The importance of diversity in nursing cannot be overstated. A diverse healthcare workplace helps to boost staff morale, employee retention, and patient satisfaction. Not to mention, the U.S. Census Bureau projects that by 2044 more than half of all Americans will belong to a minority group. Hospitals and other health facilities will need nurses with diverse cultural, ethnic, and religious backgrounds to effectively and efficiently care for our increasingly diverse population.
What do we mean by diversity in nursing?
Diversity isn’t just about gender, race, or sexual orientation. What’s important is that nurses demonstrate diversity sensitivity and awareness. The American Nurses Association (ANA) defines diversity awareness as “acknowledgment and appreciation of differences in attitudes, beliefs, thoughts, and priorities in the health-seeking behaviors of different patient populations.”

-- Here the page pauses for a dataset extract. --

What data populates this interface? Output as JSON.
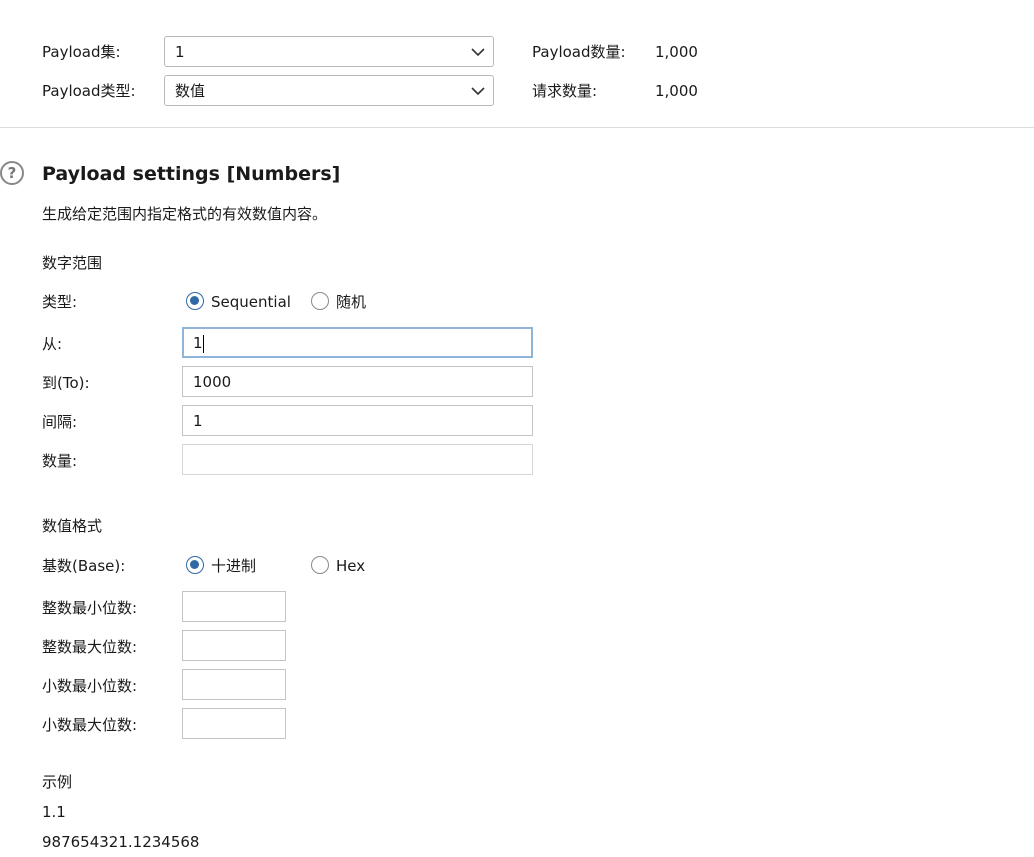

With a culturally and ethnically diverse population, it’s essential that healthcare professionals provide culturally competent patient care. When nurses can understand and relate to their patients’ needs and communicate with cultural awareness and sensitivity, patient care is improved, and we move towards achieving health equity.
What can we do to improve diversity in nursing?
One of the primary ways to improve diversity in nursing is to encourage and support underrepresented groups to join the nursing profession and empower them to thrive and advance in their career.
Fortunately, many schools of nursing and other organizations have done a tremendous amount of work to provide increased educational opportunities for minority groups. Reports from the Campaign for Action show that the student population enrolled in advanced nursing education across the country is becoming increasingly more diverse.
There are, however, several areas of opportunity to improve cultural sensitivity and awareness for RNs, nurse practitioners, and specialists including nurse-midwives and nurse informaticists. The primary areas of improvement include communication, inclusivity, and breaking down diversity barriers. Here’s what you can do:
- Seek to understand the patient’s background, perspectives, and point of view in order to communicate with cultural sensitivity
- Effectively listen to the patient and look for verbal and non-verbal cues such as body language for better understanding
- Be sensitive to potential communication barriers from language, gender identity, or sexual orientation
- Look for nursing programs that put a focus on diversity and equality—inclusive practices begin in the classroom
- Seek out schools of nursing that provide educational opportunities for underrepresented minorities
- Pursue training and job opportunities that offer a diverse and inclusive work environment
- Always strive to provide culturally competent care that improves patient quality and care outcomes
Break Down Diversity Barriers
- Embrace individual differences including race, ethnicity, gender, sexual orientation, and gender identity
- Join organizations such as the American Nurses Association (ANA) help nurses and patients from all walks of life access valuable resources
- Advance your career and take on leadership positions that can enable you to make positive change Continually encourage racial, ethnic, and gender diversity in the nursing workforce